## Extracted records
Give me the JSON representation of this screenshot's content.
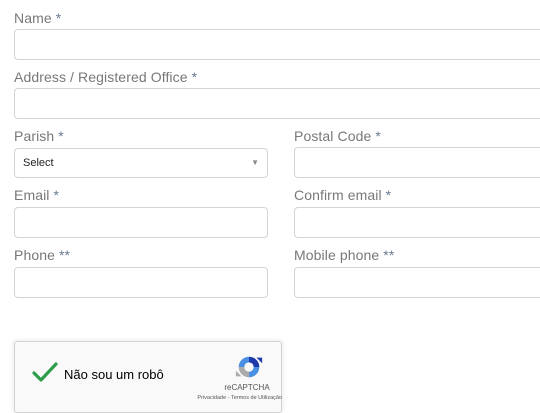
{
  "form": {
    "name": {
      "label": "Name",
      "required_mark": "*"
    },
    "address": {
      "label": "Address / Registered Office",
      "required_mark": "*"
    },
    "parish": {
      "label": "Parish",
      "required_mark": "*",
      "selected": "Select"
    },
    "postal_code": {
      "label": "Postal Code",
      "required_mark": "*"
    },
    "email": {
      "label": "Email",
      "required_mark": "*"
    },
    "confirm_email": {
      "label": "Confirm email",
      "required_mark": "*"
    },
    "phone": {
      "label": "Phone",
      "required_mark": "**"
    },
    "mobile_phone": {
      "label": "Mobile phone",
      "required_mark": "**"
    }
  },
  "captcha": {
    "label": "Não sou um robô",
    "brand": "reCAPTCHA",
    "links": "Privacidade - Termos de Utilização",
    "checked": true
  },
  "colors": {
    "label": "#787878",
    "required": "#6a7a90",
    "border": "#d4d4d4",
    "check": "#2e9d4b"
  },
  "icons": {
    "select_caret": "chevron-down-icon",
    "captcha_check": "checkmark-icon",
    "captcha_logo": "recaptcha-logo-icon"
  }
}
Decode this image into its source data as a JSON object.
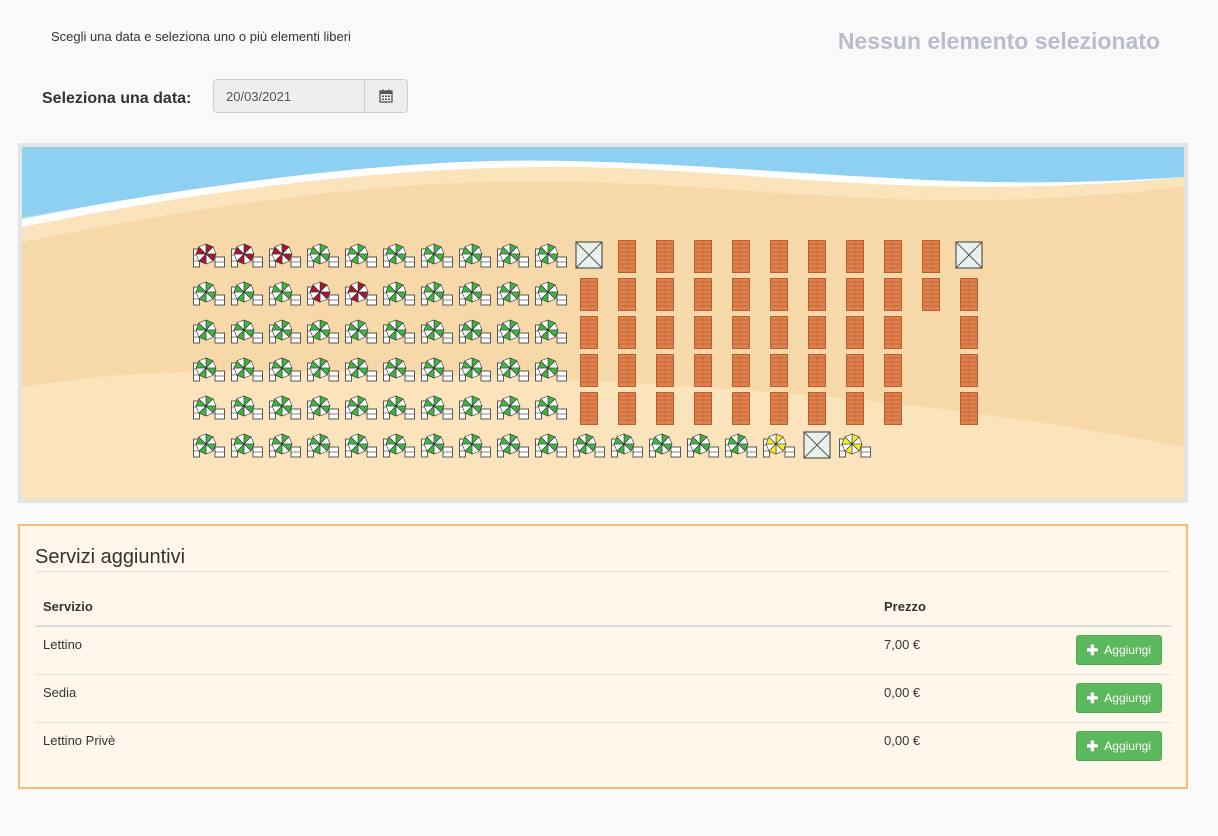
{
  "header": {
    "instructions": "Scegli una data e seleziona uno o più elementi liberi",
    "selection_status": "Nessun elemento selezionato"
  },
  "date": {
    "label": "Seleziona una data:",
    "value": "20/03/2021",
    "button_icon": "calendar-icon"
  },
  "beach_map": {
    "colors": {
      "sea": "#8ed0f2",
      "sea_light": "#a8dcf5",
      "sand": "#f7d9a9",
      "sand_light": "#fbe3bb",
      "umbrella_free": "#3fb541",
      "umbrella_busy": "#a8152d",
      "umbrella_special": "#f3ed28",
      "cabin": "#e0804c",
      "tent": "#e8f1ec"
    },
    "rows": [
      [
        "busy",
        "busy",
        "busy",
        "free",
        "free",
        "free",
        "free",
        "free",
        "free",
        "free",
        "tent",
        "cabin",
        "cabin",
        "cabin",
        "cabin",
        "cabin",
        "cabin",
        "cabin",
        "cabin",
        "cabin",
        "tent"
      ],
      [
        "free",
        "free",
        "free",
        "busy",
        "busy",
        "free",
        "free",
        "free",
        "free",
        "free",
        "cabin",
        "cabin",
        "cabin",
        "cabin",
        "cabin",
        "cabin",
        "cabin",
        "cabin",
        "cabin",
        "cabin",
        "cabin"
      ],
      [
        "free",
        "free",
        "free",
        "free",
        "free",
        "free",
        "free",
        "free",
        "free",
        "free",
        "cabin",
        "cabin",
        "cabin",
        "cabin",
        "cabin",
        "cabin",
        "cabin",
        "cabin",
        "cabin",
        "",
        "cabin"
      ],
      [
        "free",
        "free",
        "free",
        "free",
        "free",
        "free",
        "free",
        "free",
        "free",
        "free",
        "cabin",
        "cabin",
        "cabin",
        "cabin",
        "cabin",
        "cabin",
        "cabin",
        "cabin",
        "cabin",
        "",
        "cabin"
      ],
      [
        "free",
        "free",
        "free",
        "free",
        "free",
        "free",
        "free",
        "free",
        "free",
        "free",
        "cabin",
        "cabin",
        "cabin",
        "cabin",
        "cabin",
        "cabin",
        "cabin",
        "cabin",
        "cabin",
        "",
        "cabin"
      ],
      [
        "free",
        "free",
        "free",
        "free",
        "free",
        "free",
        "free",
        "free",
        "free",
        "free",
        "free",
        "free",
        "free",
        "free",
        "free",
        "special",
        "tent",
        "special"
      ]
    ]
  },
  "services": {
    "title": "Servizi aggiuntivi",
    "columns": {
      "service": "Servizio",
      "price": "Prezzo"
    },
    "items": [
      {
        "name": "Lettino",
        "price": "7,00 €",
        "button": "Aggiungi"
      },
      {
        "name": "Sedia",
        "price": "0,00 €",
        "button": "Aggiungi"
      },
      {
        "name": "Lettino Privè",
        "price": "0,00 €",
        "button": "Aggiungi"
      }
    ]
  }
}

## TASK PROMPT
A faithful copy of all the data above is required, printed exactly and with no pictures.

## EXERCISE OUTPUT
Give me the JSON representation of this screenshot's content.
{
  "form": {
    "name": {
      "label": "Name",
      "required_mark": "*"
    },
    "address": {
      "label": "Address / Registered Office",
      "required_mark": "*"
    },
    "parish": {
      "label": "Parish",
      "required_mark": "*",
      "selected": "Select"
    },
    "postal_code": {
      "label": "Postal Code",
      "required_mark": "*"
    },
    "email": {
      "label": "Email",
      "required_mark": "*"
    },
    "confirm_email": {
      "label": "Confirm email",
      "required_mark": "*"
    },
    "phone": {
      "label": "Phone",
      "required_mark": "**"
    },
    "mobile_phone": {
      "label": "Mobile phone",
      "required_mark": "**"
    }
  },
  "captcha": {
    "label": "Não sou um robô",
    "brand": "reCAPTCHA",
    "links": "Privacidade - Termos de Utilização",
    "checked": true
  },
  "colors": {
    "label": "#787878",
    "required": "#6a7a90",
    "border": "#d4d4d4",
    "check": "#2e9d4b"
  },
  "icons": {
    "select_caret": "chevron-down-icon",
    "captcha_check": "checkmark-icon",
    "captcha_logo": "recaptcha-logo-icon"
  }
}
Decode this image into its source data as a JSON object.
{
  "header": {
    "instructions": "Scegli una data e seleziona uno o più elementi liberi",
    "selection_status": "Nessun elemento selezionato"
  },
  "date": {
    "label": "Seleziona una data:",
    "value": "20/03/2021",
    "button_icon": "calendar-icon"
  },
  "beach_map": {
    "colors": {
      "sea": "#8ed0f2",
      "sea_light": "#a8dcf5",
      "sand": "#f7d9a9",
      "sand_light": "#fbe3bb",
      "umbrella_free": "#3fb541",
      "umbrella_busy": "#a8152d",
      "umbrella_special": "#f3ed28",
      "cabin": "#e0804c",
      "tent": "#e8f1ec"
    },
    "rows": [
      [
        "busy",
        "busy",
        "busy",
        "free",
        "free",
        "free",
        "free",
        "free",
        "free",
        "free",
        "tent",
        "cabin",
        "cabin",
        "cabin",
        "cabin",
        "cabin",
        "cabin",
        "cabin",
        "cabin",
        "cabin",
        "tent"
      ],
      [
        "free",
        "free",
        "free",
        "busy",
        "busy",
        "free",
        "free",
        "free",
        "free",
        "free",
        "cabin",
        "cabin",
        "cabin",
        "cabin",
        "cabin",
        "cabin",
        "cabin",
        "cabin",
        "cabin",
        "cabin",
        "cabin"
      ],
      [
        "free",
        "free",
        "free",
        "free",
        "free",
        "free",
        "free",
        "free",
        "free",
        "free",
        "cabin",
        "cabin",
        "cabin",
        "cabin",
        "cabin",
        "cabin",
        "cabin",
        "cabin",
        "cabin",
        "",
        "cabin"
      ],
      [
        "free",
        "free",
        "free",
        "free",
        "free",
        "free",
        "free",
        "free",
        "free",
        "free",
        "cabin",
        "cabin",
        "cabin",
        "cabin",
        "cabin",
        "cabin",
        "cabin",
        "cabin",
        "cabin",
        "",
        "cabin"
      ],
      [
        "free",
        "free",
        "free",
        "free",
        "free",
        "free",
        "free",
        "free",
        "free",
        "free",
        "cabin",
        "cabin",
        "cabin",
        "cabin",
        "cabin",
        "cabin",
        "cabin",
        "cabin",
        "cabin",
        "",
        "cabin"
      ],
      [
        "free",
        "free",
        "free",
        "free",
        "free",
        "free",
        "free",
        "free",
        "free",
        "free",
        "free",
        "free",
        "free",
        "free",
        "free",
        "special",
        "tent",
        "special"
      ]
    ]
  },
  "services": {
    "title": "Servizi aggiuntivi",
    "columns": {
      "service": "Servizio",
      "price": "Prezzo"
    },
    "items": [
      {
        "name": "Lettino",
        "price": "7,00 €",
        "button": "Aggiungi"
      },
      {
        "name": "Sedia",
        "price": "0,00 €",
        "button": "Aggiungi"
      },
      {
        "name": "Lettino Privè",
        "price": "0,00 €",
        "button": "Aggiungi"
      }
    ]
  }
}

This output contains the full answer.